The educational goal

Almost everyone would like to come face to face with this amazing animal. However, it should be remembered that the bison is a powerful, very strong and, above all, wild animal, which can turn out to be dangerous to humans if it feels threatened. Bison are timid by nature and avoid contact with humans, but it happens that when provoked they can attack. In the case of free herds, it happens that in search of food, bison go near human settlements. Sometimes they cause damage to agricultural crops during foraging, hence their negative perception. In view of the above, another intention of the operation of the farm in Sycowice are educational activities aimed at improving the awareness of people, including in particular the inhabitants of the Lubuskie region. These activities will concern not only the bison themselves, but also other large mammals, whose further existence in the country requires, among others, a positive attitude of society. Without a general understanding of the role and importance of wild animals in our environment, the last of them may disappear from our landscape forever.

Bison from Sycowice – their origin and characteristics

In the 16th century, in almost the entire territory of the Polish-Lithuanian Commonwealth, the bison was found in many forests.

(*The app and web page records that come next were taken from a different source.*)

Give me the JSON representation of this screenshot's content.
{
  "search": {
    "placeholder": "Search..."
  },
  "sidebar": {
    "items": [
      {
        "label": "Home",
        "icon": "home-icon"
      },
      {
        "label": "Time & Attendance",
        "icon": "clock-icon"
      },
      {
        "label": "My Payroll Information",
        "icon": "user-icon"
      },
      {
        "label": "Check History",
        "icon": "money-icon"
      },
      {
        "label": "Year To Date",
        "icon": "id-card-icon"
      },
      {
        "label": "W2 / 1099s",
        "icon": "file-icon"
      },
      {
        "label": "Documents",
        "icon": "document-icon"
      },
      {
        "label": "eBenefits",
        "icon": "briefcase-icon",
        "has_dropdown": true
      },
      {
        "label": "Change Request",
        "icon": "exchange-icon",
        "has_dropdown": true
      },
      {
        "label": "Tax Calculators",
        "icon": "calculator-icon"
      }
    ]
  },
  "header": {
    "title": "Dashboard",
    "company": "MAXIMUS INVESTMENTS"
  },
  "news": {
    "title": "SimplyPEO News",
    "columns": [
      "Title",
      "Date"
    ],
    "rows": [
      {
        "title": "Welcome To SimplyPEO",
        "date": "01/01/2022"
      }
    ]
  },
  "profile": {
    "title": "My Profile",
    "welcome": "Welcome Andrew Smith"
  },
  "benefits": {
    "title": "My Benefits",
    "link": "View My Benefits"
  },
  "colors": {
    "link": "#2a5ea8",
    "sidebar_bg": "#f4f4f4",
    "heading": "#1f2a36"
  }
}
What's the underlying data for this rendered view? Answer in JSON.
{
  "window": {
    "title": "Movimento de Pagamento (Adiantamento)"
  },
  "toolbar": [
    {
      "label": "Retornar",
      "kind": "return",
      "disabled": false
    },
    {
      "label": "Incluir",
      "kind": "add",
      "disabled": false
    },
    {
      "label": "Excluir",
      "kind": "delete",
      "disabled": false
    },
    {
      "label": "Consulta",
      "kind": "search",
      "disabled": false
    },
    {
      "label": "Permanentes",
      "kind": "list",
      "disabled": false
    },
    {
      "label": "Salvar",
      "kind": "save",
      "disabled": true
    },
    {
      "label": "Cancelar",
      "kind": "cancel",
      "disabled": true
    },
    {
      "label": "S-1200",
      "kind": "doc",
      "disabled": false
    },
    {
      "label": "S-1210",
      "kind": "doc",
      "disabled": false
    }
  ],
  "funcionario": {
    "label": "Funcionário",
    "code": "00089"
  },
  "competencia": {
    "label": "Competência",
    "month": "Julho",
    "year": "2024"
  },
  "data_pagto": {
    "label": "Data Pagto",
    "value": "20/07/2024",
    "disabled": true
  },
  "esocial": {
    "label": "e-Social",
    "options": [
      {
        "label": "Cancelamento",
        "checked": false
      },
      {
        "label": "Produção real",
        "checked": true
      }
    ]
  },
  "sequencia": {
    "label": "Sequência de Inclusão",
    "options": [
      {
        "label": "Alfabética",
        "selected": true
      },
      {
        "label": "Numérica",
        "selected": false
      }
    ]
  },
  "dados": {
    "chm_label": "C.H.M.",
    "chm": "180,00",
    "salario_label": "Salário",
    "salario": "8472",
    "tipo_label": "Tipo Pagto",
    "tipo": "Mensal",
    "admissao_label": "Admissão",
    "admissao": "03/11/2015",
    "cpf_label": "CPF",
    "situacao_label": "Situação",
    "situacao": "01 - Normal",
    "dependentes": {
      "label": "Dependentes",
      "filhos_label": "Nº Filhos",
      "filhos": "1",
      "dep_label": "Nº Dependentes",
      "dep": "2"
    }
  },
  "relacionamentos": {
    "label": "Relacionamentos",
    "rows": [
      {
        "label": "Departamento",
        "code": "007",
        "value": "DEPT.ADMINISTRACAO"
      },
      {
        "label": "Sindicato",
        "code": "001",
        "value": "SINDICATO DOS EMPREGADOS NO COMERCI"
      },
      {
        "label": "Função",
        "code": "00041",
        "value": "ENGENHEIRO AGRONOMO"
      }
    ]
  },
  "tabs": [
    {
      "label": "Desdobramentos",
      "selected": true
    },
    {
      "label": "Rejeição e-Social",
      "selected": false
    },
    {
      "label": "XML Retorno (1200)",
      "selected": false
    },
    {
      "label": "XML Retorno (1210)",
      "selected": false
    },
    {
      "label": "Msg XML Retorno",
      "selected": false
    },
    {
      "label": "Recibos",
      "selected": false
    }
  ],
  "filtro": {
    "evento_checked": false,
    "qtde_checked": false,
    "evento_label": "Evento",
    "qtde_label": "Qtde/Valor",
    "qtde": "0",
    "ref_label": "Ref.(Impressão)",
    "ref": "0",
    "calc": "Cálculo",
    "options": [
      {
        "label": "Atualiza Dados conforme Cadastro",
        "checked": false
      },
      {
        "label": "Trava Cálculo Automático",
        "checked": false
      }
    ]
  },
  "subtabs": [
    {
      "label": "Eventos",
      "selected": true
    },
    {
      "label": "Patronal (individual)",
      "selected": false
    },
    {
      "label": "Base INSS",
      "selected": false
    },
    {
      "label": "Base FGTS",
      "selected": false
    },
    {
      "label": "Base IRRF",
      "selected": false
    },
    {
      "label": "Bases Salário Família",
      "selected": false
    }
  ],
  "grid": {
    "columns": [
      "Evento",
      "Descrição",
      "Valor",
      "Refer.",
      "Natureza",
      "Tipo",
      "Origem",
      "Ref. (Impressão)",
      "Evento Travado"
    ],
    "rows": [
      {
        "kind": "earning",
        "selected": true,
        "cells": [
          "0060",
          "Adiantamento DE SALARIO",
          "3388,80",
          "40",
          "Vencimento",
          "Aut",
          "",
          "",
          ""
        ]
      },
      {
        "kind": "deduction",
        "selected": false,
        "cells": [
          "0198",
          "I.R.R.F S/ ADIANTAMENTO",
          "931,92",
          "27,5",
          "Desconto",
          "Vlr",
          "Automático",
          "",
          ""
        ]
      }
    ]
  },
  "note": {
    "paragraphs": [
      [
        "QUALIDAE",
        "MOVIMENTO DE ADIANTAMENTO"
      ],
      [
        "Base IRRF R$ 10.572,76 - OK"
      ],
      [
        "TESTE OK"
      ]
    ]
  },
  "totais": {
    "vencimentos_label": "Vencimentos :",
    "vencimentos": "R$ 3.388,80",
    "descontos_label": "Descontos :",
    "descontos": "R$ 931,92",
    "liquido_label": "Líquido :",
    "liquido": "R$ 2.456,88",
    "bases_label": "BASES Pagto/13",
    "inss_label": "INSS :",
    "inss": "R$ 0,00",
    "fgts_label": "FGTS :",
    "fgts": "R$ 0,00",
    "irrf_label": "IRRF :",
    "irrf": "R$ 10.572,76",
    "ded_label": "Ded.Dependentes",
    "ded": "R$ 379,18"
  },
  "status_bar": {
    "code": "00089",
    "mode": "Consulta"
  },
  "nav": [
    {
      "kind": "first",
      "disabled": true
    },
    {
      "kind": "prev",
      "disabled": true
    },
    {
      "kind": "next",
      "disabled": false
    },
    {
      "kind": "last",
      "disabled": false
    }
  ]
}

They were one of the last places of their natural occurrence in Europe, not counting the bison living in the mountains of the Caucasus. Until the end of the 18th century, free-living representatives of the species were known only from the Białowieża Primeval Forest. The next century was favourable for the then existing population, although the animal was kept mainly for hunting attractiveness, reserved for royal needs. At the beginning of the 20th century, the Białowieża herd had about 700 animals, which was an excessive density of this species for the forest area. At the turn of the 19th and 20th centuries, the beginning of the so-called second breeding sub-line begins: the Pszczyna line, from which the bison brought to Sycowice originate. Bison breeding in the Pszczyna forests (PL line) dates back to the times of Tsar Alexander II. In 1865, the prince of Pszczyna, Jan Henryk XI Hochberg, exchanged with the Russian tsar 20 deer captured in the Pszczyna forests for 4 Białowieża bison. The descendants of these bison remained under the care of the Dukes of Pszczyna until 1936. It is worth emphasizing at this point that the Pszczyna breeding was in fact based on 12 founders of Białowieża origin. This stock consisted of:

  • The four aforementioned bison that came from Białowieża in 1865,
  • Further five bison, which also came from Białowieża, but in 1893,
  • Two males from the Berlin Zoo and one from Dresden, transported in 1909.
The PL line developed dynamically and in 1918 reached the number of 74 units. During this period, there was already a sharp decline in the population of free-living bison in the Białowieża Forest. It was mainly a consequence of poaching and conducted military operations. In 1919, the last bison died in the Białowieża Forest. A similar fate was shared by the Pszczyna herd, except that three animals survived the First World War; however, only two were capable of producing offspring. The herd of Pszczyna developed despite another period of war and the change of owners until 1954, when as a result of infection of the animals with foot-and-mouth disease outside, all of them, 19 at that time, died. In the mid-1960s, an initiative was taken to rebuild the Pszczyna line, which continues to develop today. Maintaining the continuity of the Pszczyna line was possible thanks to the fact that some of the animals were taken to other centres in advance. Bison from this centre came to Sycowice in May 2012; three females: Pladora, Platynka and Plątka, and one male: Plarip. They became the basis for the development of a new herd – the first in centuries in the Lubuskie Region. It can be said that after five centuries, thanks to the efforts of the Institute of Applied Ecology in Skórzyn, the European bison reappeared in this region.